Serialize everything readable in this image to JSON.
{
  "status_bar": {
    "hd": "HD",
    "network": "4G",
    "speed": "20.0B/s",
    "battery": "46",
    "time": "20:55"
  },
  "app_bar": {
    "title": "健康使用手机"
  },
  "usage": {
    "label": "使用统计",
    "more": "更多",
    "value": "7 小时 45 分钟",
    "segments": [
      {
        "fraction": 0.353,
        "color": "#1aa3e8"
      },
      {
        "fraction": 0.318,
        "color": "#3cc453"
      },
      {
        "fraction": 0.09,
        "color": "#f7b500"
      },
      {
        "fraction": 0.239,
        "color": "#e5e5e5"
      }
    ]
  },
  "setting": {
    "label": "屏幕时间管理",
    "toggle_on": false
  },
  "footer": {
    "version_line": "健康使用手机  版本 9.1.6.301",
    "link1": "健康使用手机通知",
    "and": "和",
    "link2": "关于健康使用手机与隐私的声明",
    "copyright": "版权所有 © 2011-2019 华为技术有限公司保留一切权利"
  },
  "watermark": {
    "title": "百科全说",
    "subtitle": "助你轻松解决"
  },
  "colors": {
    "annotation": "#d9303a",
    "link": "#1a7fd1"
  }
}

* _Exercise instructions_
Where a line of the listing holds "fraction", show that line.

* _Written solution_
        "fraction": 0.353,
        "fraction": 0.318,
        "fraction": 0.09,
        "fraction": 0.239,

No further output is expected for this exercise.